This guy. Yes, this guy.
It’s almost as if they’re showing themselves, making you take a look at the greedy little Warner Brothers goblin before you open your loot boxes, as he rubs his greasy hands and counts his change.
If at no improvement to the gameplay, it makes the situation more humorous, if nothing else.
And then there’s the debacle about Michael Forgey. To understand the full extent of the situation, you need to know the context. Michael Forgey was a producer at Monolith games, the company behind both Shadow of Mordor and Shadow of War. During the development of the game, what would unfortunately prove to be his last project, he passed away, leaving the team at a loss. So, they decided to pay tribute to him by leaving him as a character in the game, which on the surface sounds like a great idea.
Around the studio, and in his band, he was known as “Forthog”, so they implemented a character into the game named identically, Forthog, who can at random points spawn in and save you from an enemy you were about to die from. He then disappears back into Middle Earth, leaving you the nice present of a sincere lack of death. This, on it’s own, would be nowhere near scandalous.
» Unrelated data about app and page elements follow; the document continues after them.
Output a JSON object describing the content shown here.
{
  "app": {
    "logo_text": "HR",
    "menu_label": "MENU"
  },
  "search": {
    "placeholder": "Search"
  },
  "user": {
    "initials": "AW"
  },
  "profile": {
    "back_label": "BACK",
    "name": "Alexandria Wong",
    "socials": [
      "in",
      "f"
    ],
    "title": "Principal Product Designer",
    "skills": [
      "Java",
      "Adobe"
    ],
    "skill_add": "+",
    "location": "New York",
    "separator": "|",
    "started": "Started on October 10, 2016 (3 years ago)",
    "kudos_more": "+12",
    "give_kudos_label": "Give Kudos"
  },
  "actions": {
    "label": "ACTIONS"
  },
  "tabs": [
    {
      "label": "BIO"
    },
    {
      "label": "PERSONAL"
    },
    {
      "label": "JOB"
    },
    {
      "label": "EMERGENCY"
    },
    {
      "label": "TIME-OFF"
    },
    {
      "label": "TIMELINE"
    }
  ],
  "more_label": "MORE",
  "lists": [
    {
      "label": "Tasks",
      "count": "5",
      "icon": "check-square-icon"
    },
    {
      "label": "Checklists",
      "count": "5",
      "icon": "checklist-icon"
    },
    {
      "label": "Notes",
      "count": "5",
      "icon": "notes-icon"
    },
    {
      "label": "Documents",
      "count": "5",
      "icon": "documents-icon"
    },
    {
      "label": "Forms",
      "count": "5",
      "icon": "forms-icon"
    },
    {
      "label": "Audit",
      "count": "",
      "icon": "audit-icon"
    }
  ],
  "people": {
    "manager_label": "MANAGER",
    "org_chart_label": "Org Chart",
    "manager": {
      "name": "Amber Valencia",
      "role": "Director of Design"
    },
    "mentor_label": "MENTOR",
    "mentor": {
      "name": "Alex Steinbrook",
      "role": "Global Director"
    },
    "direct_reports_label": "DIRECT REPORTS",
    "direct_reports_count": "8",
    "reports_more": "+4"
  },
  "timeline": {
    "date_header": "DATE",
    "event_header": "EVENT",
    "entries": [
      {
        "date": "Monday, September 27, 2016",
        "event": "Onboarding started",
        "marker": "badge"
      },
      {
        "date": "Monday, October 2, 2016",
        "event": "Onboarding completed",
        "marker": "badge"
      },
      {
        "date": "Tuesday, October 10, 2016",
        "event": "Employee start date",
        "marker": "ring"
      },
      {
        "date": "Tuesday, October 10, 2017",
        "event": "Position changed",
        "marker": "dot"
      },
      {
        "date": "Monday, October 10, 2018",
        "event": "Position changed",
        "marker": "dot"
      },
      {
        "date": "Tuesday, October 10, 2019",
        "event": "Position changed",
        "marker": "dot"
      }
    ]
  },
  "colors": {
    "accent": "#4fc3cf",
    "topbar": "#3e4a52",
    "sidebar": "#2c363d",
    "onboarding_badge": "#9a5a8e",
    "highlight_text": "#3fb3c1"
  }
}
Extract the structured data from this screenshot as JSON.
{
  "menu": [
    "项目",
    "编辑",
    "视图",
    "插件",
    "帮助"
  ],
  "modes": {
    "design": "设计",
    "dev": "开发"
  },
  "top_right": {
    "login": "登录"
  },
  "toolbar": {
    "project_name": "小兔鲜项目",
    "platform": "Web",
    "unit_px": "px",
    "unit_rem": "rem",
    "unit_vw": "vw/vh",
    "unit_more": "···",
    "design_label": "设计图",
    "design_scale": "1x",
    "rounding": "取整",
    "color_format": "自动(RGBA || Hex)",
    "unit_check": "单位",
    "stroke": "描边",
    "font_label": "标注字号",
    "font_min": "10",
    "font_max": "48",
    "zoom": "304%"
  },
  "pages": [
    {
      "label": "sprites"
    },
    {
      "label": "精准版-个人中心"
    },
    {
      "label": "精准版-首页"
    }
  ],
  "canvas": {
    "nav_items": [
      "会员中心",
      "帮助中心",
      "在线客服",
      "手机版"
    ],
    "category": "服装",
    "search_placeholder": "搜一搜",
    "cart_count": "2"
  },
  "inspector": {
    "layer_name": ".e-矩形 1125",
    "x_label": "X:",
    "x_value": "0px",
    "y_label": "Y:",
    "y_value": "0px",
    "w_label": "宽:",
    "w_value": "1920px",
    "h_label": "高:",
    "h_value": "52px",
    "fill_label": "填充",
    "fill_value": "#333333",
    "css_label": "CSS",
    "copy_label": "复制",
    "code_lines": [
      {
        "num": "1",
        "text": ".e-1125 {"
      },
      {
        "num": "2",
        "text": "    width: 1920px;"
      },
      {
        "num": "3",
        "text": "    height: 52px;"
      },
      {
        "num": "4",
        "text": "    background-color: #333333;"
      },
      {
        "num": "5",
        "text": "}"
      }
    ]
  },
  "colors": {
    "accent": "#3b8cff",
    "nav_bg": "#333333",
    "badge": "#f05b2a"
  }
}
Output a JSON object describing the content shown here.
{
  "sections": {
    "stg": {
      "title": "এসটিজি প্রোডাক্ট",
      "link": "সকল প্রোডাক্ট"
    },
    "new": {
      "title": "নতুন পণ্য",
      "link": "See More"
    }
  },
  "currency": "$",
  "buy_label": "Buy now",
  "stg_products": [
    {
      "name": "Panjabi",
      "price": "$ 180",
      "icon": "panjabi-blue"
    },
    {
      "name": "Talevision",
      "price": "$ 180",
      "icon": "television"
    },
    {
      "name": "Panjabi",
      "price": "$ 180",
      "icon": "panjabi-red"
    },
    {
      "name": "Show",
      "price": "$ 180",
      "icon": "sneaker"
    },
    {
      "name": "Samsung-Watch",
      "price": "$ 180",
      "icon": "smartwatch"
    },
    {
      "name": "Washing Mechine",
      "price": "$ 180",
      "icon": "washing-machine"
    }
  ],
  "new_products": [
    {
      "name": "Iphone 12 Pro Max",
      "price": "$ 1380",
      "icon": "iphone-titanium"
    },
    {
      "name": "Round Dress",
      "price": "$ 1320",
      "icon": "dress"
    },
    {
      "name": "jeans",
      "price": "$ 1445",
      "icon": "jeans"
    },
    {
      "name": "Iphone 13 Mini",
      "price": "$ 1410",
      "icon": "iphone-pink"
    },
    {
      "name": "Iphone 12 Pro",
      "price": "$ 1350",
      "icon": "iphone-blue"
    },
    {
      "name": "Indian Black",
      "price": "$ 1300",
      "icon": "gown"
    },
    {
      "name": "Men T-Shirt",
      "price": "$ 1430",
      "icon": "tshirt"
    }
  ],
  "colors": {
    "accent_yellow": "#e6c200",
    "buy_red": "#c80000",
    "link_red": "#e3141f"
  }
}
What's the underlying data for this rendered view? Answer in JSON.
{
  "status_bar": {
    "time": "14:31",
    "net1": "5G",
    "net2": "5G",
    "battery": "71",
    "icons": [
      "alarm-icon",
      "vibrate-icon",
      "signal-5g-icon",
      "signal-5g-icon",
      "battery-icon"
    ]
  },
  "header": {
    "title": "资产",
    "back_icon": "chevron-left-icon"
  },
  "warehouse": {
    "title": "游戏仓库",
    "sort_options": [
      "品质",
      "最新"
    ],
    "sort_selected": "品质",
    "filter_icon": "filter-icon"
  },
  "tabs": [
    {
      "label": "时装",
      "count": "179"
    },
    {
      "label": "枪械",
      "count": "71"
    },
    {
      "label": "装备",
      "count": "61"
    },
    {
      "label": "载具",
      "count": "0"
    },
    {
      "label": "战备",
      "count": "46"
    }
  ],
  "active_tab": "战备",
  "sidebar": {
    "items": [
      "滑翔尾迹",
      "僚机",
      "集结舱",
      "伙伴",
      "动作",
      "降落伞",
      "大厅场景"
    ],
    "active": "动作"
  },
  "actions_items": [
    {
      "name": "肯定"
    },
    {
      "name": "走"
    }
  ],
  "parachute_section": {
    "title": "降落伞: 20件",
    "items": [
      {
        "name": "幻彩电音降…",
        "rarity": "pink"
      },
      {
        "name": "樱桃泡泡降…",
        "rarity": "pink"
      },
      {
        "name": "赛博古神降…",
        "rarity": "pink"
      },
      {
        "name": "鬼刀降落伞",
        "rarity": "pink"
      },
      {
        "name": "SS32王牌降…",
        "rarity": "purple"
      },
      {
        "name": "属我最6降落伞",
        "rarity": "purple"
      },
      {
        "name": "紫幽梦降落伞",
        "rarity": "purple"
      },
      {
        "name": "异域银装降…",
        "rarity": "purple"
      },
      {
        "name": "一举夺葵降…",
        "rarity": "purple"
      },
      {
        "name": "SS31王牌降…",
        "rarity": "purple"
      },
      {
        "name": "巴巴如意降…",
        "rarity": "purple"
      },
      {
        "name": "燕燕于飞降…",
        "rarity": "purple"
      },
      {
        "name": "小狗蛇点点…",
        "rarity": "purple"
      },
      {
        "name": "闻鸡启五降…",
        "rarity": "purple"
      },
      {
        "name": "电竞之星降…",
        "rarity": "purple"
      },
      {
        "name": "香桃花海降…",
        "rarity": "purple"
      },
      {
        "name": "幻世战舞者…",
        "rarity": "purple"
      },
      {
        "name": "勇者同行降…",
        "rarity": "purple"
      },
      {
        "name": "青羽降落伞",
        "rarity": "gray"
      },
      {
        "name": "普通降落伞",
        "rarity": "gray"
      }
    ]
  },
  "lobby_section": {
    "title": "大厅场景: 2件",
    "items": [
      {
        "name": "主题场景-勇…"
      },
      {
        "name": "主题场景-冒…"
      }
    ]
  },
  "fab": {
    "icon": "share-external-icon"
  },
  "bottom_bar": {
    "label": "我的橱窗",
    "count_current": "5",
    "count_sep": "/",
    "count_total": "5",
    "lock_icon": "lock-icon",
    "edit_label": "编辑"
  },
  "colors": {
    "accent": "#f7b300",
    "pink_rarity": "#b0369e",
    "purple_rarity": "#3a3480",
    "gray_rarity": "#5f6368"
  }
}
However, (of course) Warner Brothers stepped in and apparently (Do not take my word for this, I don’t know whose shoulders this was on) forced the studio to make the content launch day DLC.
Honestly, I think it’s a shame that the guy’s very last project would be one that would monetize his own death. Monetizing the death of a producer. This is where we’ve come. It just seems purely despicable.
There is one upside to this however: Warner Brothers were going to give $3.50 of every purchase to the family of Michael Forgey. Sounds better than it did before, right? It’s still slightly scummy that Warner is taking some of the money in the first place, but it’s still a nice gesture toward the family.
Or so you think. But it’s Warner Brothers.
As was later discovered, that $3.50 would only be given to the family if the purchases came from within certain areas of the United States, excluding a wide selection of states. This was mostly uncovered by TotalBiscuit, who created a video which displayed the fine print on the DLC’s trailer, stating very eloquently:
Donations will be made on purchases from any 1 of the 50 U.S. or D.C. (but, excluding purchases made from AL, HI, IL, MA, MS and SC). Void where prohibited by law. Your purchase is not tax deductible.
Media initially swallowed this up, painting the game in a positive light, and for the first time in months, giving it a PR boost. This was not to last for long, however, as when the video gained traction, publications started to dial down on the incessant praise of Warner and Monolith, and quickly turned against them. Finger snap.
(They also forgot to mention the sneaky method that Warner used to dodge tax here: They made some of the purchase “charity” , meaning that their profits are non tax deductible. Clever, even if it was by mistake, which I highly doubt.)
 It has just emerged, literally thirty minutes after the time of me writing this, that the Michael Forgey DLC is going free. Finally, they have given in to the bad PR, and retracted the “paid” factor of the DLC, giving a dead man a proper memorial. However, my statement still mostly stands, as it is yet unknown where money from pre-orders for the DLC will be going.
And here we are in the present day, with one of Monolith’s heads interviewing with Eurogamer, stating that he will “not be purchasing micro-transactions” in the game when it releases, as he says he will effectively receive them at the “normal” pace of the game. This, to me, is absurd, seeing the mentality around the developer and their handling of the community, and as Jim Sterling put it (quite well, in fact) in his video:
If it’s more PR-appropriate to say that you will not be using a key feature of your own game, then you know something’s fucked up.